20. Online learning is the way to go
LinkedIn Workplace Learning Report 2021 shows that 79% of L&D professionals expect organizations to spend more on online training.
This suggests a shift from in-person training and instructor-led training to blended online learning. This type of learning promises better accessibility, higher reach, and more opportunities for different types of learning content.
The problem is that before the pandemic, the bulk of training happens in the form of in-person lessons (about 63% of total amount of training). The new training format would require the creation of new content. Companies now face the dilemma of building content of their own, or buying content from third parties. Here’s a breakdown of the pros and cons of each option:
|Build new content||Buy from providers|
|Best suited for||Large organizations with a pool of in-house subject matter experts||Smaller organizations without existing resources and experts|
|Advantages||Maximum customization for your organization||Don’t have to worry about relevance, upkeep, and innovation|
|Disadvantages||Building and training a team of experts can take time and content might become outdated||Less customization and might be an issue in terms of budget|
To know which option is best suited for your organization, you’ll need to evaluate the current situation of your company (in terms of size, budget, and existing skills gap) and its future direction.
Over to you
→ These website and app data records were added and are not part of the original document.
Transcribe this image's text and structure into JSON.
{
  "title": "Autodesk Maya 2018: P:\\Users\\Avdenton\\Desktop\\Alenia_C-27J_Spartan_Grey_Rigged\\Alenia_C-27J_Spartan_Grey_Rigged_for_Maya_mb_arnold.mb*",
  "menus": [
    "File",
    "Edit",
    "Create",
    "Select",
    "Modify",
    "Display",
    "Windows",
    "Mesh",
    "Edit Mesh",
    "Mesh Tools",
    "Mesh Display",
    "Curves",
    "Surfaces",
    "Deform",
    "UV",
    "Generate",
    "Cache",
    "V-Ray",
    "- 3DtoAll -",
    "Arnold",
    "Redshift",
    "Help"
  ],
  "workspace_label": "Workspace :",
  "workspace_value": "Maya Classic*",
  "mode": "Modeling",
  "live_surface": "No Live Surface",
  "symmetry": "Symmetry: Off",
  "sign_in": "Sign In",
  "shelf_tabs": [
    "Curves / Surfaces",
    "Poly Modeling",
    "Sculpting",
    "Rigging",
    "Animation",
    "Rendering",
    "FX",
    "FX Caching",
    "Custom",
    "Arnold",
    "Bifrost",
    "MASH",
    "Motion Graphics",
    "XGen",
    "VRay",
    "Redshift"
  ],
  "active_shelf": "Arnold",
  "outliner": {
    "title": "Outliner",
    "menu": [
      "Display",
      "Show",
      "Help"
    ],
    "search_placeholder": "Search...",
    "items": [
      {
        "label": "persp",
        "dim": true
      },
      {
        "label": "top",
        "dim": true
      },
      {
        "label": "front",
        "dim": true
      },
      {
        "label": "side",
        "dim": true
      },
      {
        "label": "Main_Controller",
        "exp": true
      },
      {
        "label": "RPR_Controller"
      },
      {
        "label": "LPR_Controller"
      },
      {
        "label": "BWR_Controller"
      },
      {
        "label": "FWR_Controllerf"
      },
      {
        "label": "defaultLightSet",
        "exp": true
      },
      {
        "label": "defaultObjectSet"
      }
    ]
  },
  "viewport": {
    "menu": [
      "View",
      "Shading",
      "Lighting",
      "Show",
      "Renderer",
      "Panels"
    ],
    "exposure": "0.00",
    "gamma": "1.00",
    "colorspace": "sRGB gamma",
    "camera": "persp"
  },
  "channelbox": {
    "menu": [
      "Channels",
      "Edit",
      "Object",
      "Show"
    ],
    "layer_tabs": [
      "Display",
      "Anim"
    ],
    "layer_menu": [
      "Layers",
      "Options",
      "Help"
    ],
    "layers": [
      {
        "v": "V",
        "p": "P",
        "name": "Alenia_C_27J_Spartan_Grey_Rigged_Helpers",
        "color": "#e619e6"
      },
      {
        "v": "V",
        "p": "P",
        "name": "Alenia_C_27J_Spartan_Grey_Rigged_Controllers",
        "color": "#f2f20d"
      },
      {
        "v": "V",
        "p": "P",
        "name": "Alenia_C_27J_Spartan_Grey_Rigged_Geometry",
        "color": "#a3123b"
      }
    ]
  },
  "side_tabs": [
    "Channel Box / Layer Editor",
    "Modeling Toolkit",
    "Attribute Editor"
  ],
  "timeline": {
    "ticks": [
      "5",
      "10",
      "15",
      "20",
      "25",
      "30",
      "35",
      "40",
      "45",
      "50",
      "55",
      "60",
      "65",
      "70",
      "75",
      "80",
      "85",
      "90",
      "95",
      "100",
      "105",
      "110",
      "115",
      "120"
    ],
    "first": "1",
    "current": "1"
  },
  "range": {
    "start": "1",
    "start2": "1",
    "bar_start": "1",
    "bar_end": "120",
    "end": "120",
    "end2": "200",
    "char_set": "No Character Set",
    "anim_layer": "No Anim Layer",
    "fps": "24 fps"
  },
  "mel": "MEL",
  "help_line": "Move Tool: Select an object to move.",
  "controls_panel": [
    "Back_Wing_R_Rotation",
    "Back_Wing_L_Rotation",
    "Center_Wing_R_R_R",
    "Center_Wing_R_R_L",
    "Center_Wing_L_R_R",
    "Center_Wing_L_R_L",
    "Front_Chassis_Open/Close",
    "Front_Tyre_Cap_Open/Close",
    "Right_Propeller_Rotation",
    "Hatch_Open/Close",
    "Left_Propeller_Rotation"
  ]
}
So there you have it — the 20 L&D statistics that you need to know in 2021. It’s become clear that employers are realizing the value of L&D. They are also making an effort to adapt their training to the employee and organizational needs through more personalized content, online training, and social learning.
However, the struggle continues. We still face issues like lack of time and identifying exactly what the employees want and need to learn. To close the skills gap and be ready for the future, organizations will need to make the best of the available time that they have and innovate the way they do L&D.